[Problem details]
Copy each line below as it stands, but skip any picture it contains.

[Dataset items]
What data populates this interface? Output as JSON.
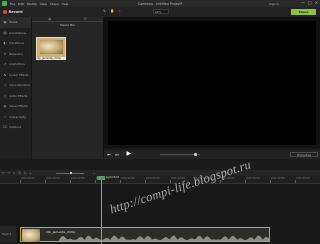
{
  "window": {
    "title": "Camtasia - Untitled Project*",
    "signin": "Sign In",
    "controls": [
      "—",
      "□",
      "✕"
    ]
  },
  "menu": [
    "File",
    "Edit",
    "Modify",
    "View",
    "Share",
    "Help"
  ],
  "toolbar": {
    "record_label": "Record",
    "zoom": "62%",
    "export_label": "Share"
  },
  "sidebar": {
    "items": [
      {
        "icon": "film-icon",
        "glyph": "▣",
        "label": "Media"
      },
      {
        "icon": "library-icon",
        "glyph": "▤",
        "label": "Annotations"
      },
      {
        "icon": "transition-icon",
        "glyph": "◧",
        "label": "Transitions"
      },
      {
        "icon": "behavior-icon",
        "glyph": "✦",
        "label": "Behaviors"
      },
      {
        "icon": "animation-icon",
        "glyph": "➚",
        "label": "Animations"
      },
      {
        "icon": "cursor-icon",
        "glyph": "⬉",
        "label": "Cursor Effects"
      },
      {
        "icon": "voice-icon",
        "glyph": "♪",
        "label": "Voice Narration"
      },
      {
        "icon": "audio-icon",
        "glyph": "♫",
        "label": "Audio Effects"
      },
      {
        "icon": "visual-icon",
        "glyph": "◍",
        "label": "Visual Effects"
      },
      {
        "icon": "interactivity-icon",
        "glyph": "☝",
        "label": "Interactivity"
      },
      {
        "icon": "captions-icon",
        "glyph": "CC",
        "label": "Captions"
      }
    ],
    "add": "+"
  },
  "media_bin": {
    "tabs": [
      "▤",
      "☰"
    ],
    "heading": "Media Bin",
    "clip_name": "clip_jamenta_chrtip"
  },
  "player": {
    "controls": [
      "⏮",
      "⏭"
    ],
    "play": "▶",
    "properties_label": "Properties"
  },
  "timeline": {
    "tools": [
      "↶",
      "↷",
      "✂",
      "⎘",
      "⎗",
      "+",
      "−"
    ],
    "ruler": [
      "0:00:00;00",
      "0:00:10;00",
      "0:00:20;00",
      "0:00:30;00",
      "0:00:40;00",
      "0:00:50;00",
      "0:01:00;00",
      "0:01:10;00",
      "0:01:20;00",
      "0:01:30;00",
      "0:01:40;00",
      "0:01:50;00"
    ],
    "playhead_time": "0:00:26;18",
    "track_label": "Track 1",
    "clip_label": "clip_jamenta_chrtip"
  },
  "watermark": "http://compi-life.blogspot.ru",
  "colors": {
    "accent": "#8fc33c",
    "record": "#e2452f",
    "playhead": "#45a45a",
    "clip_border": "#b8a74a"
  }
}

[Answer area]
What data populates this interface? Output as JSON.
{
  "window": {
    "title": "Camtasia - Untitled Project*",
    "signin": "Sign In",
    "controls": [
      "—",
      "□",
      "✕"
    ]
  },
  "menu": [
    "File",
    "Edit",
    "Modify",
    "View",
    "Share",
    "Help"
  ],
  "toolbar": {
    "record_label": "Record",
    "zoom": "62%",
    "export_label": "Share"
  },
  "sidebar": {
    "items": [
      {
        "icon": "film-icon",
        "glyph": "▣",
        "label": "Media"
      },
      {
        "icon": "library-icon",
        "glyph": "▤",
        "label": "Annotations"
      },
      {
        "icon": "transition-icon",
        "glyph": "◧",
        "label": "Transitions"
      },
      {
        "icon": "behavior-icon",
        "glyph": "✦",
        "label": "Behaviors"
      },
      {
        "icon": "animation-icon",
        "glyph": "➚",
        "label": "Animations"
      },
      {
        "icon": "cursor-icon",
        "glyph": "⬉",
        "label": "Cursor Effects"
      },
      {
        "icon": "voice-icon",
        "glyph": "♪",
        "label": "Voice Narration"
      },
      {
        "icon": "audio-icon",
        "glyph": "♫",
        "label": "Audio Effects"
      },
      {
        "icon": "visual-icon",
        "glyph": "◍",
        "label": "Visual Effects"
      },
      {
        "icon": "interactivity-icon",
        "glyph": "☝",
        "label": "Interactivity"
      },
      {
        "icon": "captions-icon",
        "glyph": "CC",
        "label": "Captions"
      }
    ],
    "add": "+"
  },
  "media_bin": {
    "tabs": [
      "▤",
      "☰"
    ],
    "heading": "Media Bin",
    "clip_name": "clip_jamenta_chrtip"
  },
  "player": {
    "controls": [
      "⏮",
      "⏭"
    ],
    "play": "▶",
    "properties_label": "Properties"
  },
  "timeline": {
    "tools": [
      "↶",
      "↷",
      "✂",
      "⎘",
      "⎗",
      "+",
      "−"
    ],
    "ruler": [
      "0:00:00;00",
      "0:00:10;00",
      "0:00:20;00",
      "0:00:30;00",
      "0:00:40;00",
      "0:00:50;00",
      "0:01:00;00",
      "0:01:10;00",
      "0:01:20;00",
      "0:01:30;00",
      "0:01:40;00",
      "0:01:50;00"
    ],
    "playhead_time": "0:00:26;18",
    "track_label": "Track 1",
    "clip_label": "clip_jamenta_chrtip"
  },
  "watermark": "http://compi-life.blogspot.ru",
  "colors": {
    "accent": "#8fc33c",
    "record": "#e2452f",
    "playhead": "#45a45a",
    "clip_border": "#b8a74a"
  }
}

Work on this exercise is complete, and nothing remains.